:: WHAT THE TASK ASKS ::
Extract each line from the entries below that has the string "profileData" in it.

[App and web page records]
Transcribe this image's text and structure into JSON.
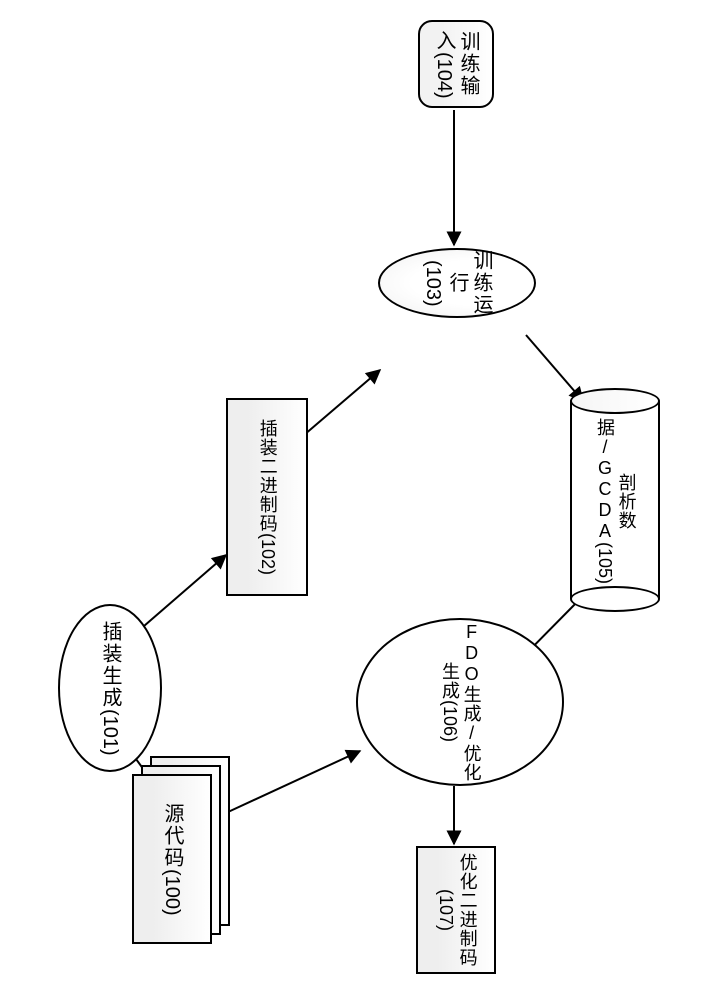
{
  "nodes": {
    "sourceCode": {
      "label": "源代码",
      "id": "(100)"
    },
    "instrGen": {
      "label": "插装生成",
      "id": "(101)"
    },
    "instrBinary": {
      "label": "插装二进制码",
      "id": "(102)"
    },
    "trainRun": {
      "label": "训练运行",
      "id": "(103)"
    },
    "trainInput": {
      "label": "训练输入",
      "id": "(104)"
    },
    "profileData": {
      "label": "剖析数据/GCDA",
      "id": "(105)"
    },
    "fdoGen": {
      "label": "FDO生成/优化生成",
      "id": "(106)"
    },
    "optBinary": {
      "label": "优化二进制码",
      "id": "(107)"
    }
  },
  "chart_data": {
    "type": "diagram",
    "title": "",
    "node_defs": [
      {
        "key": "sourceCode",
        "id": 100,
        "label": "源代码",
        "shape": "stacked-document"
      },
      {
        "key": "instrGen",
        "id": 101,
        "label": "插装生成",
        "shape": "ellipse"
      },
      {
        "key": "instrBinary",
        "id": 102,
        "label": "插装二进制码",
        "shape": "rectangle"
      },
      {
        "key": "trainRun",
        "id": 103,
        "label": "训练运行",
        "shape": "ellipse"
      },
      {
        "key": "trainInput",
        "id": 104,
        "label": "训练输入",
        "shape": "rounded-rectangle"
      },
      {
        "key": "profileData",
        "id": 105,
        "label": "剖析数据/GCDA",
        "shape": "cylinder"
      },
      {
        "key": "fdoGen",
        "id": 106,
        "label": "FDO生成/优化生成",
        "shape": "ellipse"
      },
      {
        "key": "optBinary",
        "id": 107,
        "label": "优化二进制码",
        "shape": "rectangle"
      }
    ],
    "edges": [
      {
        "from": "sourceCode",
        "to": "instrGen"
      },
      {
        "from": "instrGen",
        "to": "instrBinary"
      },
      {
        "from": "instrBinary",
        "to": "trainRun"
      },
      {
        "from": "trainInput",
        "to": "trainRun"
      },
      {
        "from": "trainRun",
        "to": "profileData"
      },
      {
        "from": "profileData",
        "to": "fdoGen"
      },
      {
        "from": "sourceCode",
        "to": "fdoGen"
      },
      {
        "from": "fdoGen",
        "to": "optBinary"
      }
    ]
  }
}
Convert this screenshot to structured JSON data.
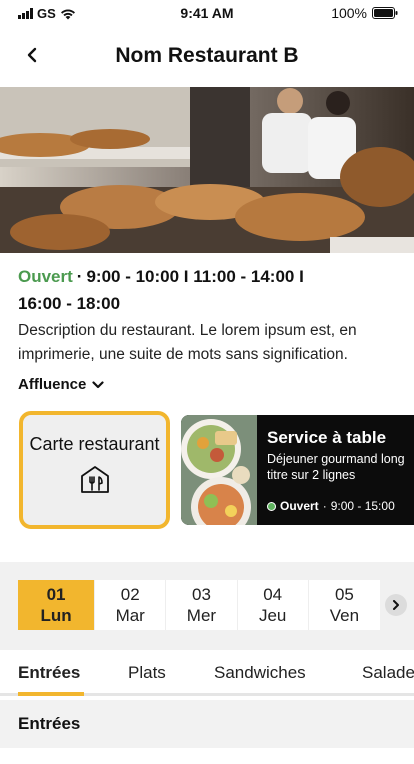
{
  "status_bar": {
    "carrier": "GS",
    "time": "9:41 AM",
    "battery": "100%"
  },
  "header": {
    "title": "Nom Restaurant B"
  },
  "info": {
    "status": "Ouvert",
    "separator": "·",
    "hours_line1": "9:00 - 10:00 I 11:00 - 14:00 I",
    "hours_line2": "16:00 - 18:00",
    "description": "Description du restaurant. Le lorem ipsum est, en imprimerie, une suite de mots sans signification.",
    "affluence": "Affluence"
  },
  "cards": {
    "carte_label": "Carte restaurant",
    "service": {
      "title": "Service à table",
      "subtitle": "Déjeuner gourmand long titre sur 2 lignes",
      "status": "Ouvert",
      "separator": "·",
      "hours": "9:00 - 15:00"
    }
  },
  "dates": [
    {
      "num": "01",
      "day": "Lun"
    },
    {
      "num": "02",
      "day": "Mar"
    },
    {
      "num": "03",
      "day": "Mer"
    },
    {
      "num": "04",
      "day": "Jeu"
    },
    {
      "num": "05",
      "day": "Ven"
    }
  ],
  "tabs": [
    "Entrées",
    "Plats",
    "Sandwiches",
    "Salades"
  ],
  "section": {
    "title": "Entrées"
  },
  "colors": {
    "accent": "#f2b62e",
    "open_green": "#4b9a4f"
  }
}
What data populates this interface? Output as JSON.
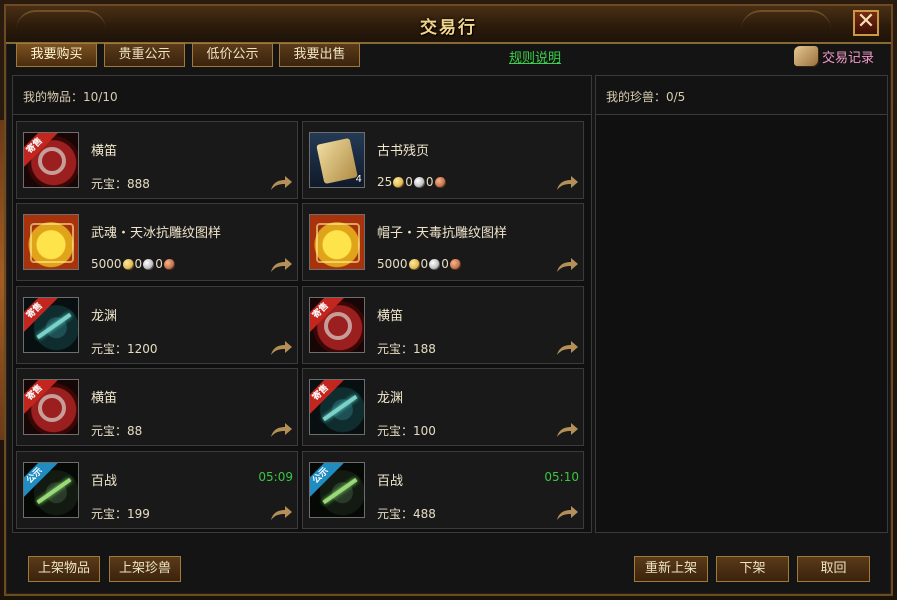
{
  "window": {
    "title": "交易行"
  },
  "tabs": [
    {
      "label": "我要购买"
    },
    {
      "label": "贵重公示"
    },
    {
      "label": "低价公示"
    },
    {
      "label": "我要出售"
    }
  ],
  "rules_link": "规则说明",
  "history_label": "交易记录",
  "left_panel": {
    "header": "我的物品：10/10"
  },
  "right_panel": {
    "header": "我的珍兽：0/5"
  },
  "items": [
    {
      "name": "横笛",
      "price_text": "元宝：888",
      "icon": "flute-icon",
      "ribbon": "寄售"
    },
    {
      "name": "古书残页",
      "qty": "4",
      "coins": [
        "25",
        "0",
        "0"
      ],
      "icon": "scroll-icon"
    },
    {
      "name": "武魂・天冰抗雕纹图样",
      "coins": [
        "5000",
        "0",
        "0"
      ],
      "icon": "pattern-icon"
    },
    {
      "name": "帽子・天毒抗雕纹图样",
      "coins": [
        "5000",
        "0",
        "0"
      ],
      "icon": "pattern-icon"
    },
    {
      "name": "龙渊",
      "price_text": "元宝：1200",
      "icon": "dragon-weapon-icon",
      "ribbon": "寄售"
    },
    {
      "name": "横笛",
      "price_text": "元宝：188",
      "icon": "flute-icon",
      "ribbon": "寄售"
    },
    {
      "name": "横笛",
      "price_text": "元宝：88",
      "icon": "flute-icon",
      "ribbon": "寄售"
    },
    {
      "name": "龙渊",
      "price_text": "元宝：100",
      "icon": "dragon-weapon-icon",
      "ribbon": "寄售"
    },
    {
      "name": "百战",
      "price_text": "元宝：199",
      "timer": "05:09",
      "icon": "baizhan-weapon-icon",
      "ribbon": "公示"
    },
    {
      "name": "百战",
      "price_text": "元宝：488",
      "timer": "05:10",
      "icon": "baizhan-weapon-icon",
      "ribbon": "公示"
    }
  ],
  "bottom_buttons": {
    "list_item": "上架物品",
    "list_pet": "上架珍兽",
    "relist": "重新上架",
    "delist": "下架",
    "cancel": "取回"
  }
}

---

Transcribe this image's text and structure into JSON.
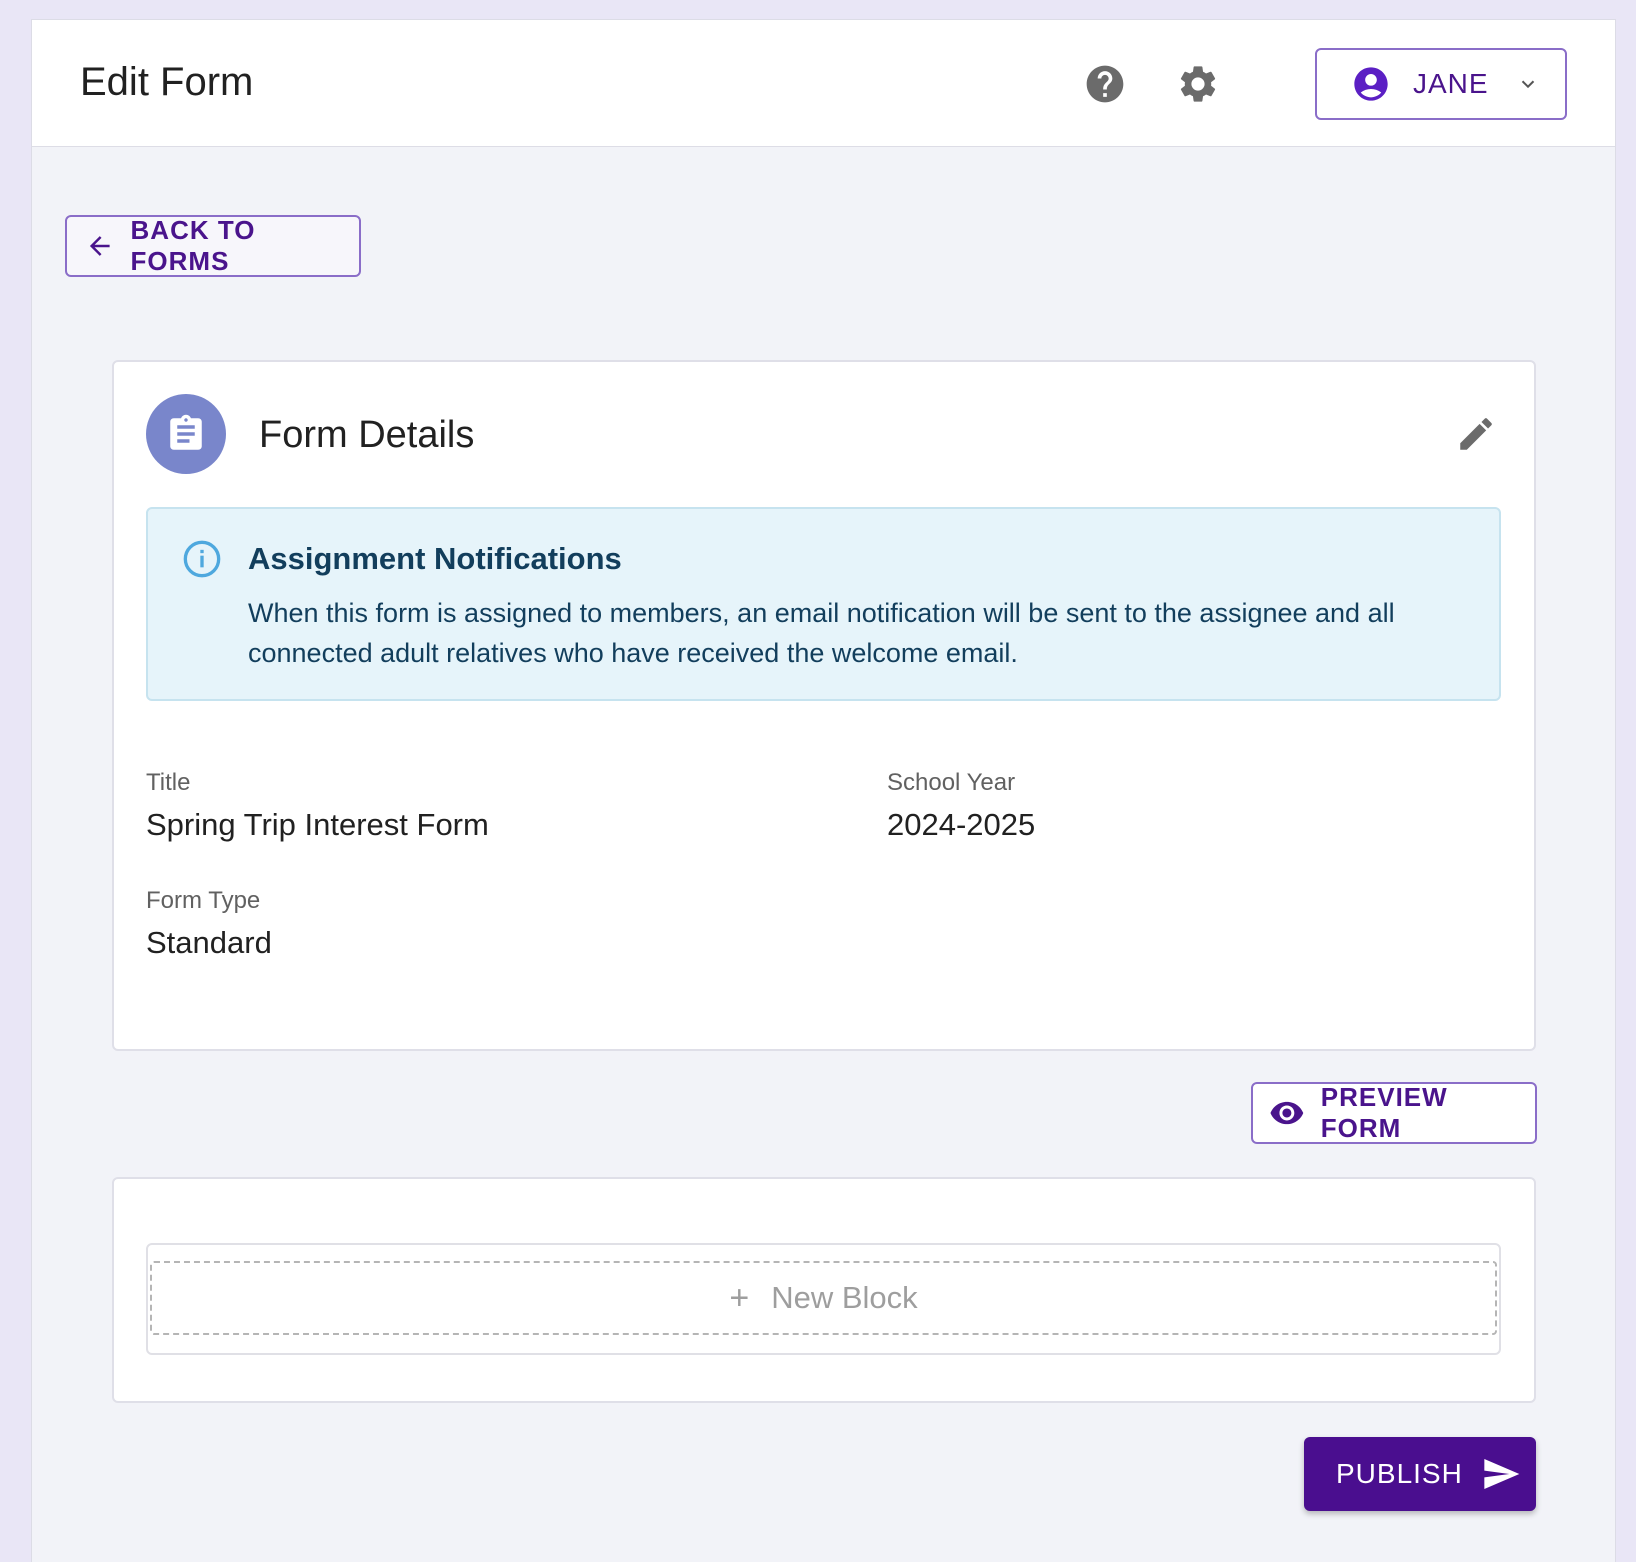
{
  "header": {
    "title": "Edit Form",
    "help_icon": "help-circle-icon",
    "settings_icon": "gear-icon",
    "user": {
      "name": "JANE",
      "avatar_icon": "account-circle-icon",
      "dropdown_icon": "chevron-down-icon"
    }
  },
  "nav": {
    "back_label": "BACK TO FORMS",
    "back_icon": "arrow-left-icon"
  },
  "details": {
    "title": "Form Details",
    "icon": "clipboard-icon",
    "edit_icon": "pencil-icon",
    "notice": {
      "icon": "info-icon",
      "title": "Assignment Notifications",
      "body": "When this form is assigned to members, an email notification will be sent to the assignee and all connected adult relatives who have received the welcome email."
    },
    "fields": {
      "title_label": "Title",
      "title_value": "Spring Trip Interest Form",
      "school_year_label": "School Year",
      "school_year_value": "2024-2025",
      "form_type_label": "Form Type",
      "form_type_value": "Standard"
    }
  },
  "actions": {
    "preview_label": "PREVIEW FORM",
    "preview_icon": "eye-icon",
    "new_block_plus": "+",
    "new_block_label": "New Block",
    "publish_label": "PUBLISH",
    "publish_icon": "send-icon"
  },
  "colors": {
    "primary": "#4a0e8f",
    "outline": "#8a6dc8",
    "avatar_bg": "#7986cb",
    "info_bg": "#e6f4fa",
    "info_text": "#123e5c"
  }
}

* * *

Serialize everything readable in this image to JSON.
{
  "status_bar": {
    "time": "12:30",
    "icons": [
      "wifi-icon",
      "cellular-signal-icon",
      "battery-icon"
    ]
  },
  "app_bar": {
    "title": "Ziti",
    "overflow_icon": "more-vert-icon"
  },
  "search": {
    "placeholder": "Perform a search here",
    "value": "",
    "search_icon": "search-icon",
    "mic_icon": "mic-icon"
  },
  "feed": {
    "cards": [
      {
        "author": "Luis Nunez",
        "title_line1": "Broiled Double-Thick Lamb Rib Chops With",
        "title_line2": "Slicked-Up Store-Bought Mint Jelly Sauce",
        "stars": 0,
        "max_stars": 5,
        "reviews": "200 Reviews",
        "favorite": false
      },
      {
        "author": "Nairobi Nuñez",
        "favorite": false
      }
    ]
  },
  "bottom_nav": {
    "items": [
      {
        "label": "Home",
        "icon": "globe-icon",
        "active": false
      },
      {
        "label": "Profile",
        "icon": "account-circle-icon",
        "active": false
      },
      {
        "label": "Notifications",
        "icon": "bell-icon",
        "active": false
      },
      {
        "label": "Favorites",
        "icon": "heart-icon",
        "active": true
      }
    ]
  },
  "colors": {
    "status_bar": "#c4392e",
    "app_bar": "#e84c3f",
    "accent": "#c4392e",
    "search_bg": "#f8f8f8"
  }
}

:: FINISHED TASK ::
    "profileData": {
        "key": "profileData",
        "to": "profileData"
        "from": "profileData",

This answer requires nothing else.